● **Instructions for the task**
Copy the records below exactly as they stand. Leave out the pictures.

● **Provided information**
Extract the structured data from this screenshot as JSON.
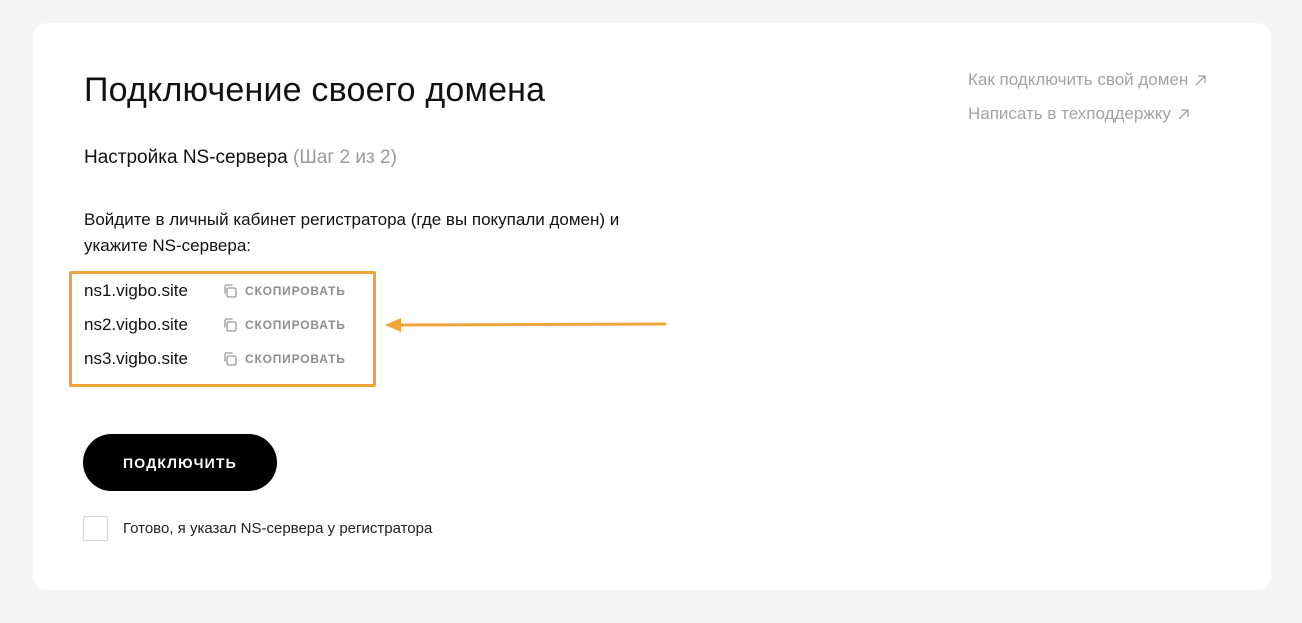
{
  "page": {
    "title": "Подключение своего домена",
    "step_label": "Настройка NS-сервера",
    "step_count": "(Шаг 2 из 2)",
    "intro_line1": "Войдите в личный кабинет регистратора (где вы покупали домен) и",
    "intro_line2": "укажите NS-сервера:"
  },
  "ns_servers": [
    {
      "name": "ns1.vigbo.site",
      "copy_label": "СКОПИРОВАТЬ"
    },
    {
      "name": "ns2.vigbo.site",
      "copy_label": "СКОПИРОВАТЬ"
    },
    {
      "name": "ns3.vigbo.site",
      "copy_label": "СКОПИРОВАТЬ"
    }
  ],
  "actions": {
    "connect_label": "ПОДКЛЮЧИТЬ",
    "confirm_checkbox_label": "Готово, я указал NS-сервера у регистратора",
    "confirm_checked": false
  },
  "links": {
    "how_to_connect": "Как подключить свой домен",
    "contact_support": "Написать в техподдержку"
  },
  "colors": {
    "highlight": "#f0a53a",
    "button_bg": "#000000",
    "muted_text": "#9a9a9a"
  },
  "icons": {
    "copy": "copy-icon",
    "external": "arrow-up-right-icon"
  }
}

● **Final answer**
Extract the structured data from this screenshot as JSON.
{
  "page": {
    "title": "Подключение своего домена",
    "step_label": "Настройка NS-сервера",
    "step_count": "(Шаг 2 из 2)",
    "intro_line1": "Войдите в личный кабинет регистратора (где вы покупали домен) и",
    "intro_line2": "укажите NS-сервера:"
  },
  "ns_servers": [
    {
      "name": "ns1.vigbo.site",
      "copy_label": "СКОПИРОВАТЬ"
    },
    {
      "name": "ns2.vigbo.site",
      "copy_label": "СКОПИРОВАТЬ"
    },
    {
      "name": "ns3.vigbo.site",
      "copy_label": "СКОПИРОВАТЬ"
    }
  ],
  "actions": {
    "connect_label": "ПОДКЛЮЧИТЬ",
    "confirm_checkbox_label": "Готово, я указал NS-сервера у регистратора",
    "confirm_checked": false
  },
  "links": {
    "how_to_connect": "Как подключить свой домен",
    "contact_support": "Написать в техподдержку"
  },
  "colors": {
    "highlight": "#f0a53a",
    "button_bg": "#000000",
    "muted_text": "#9a9a9a"
  },
  "icons": {
    "copy": "copy-icon",
    "external": "arrow-up-right-icon"
  }
}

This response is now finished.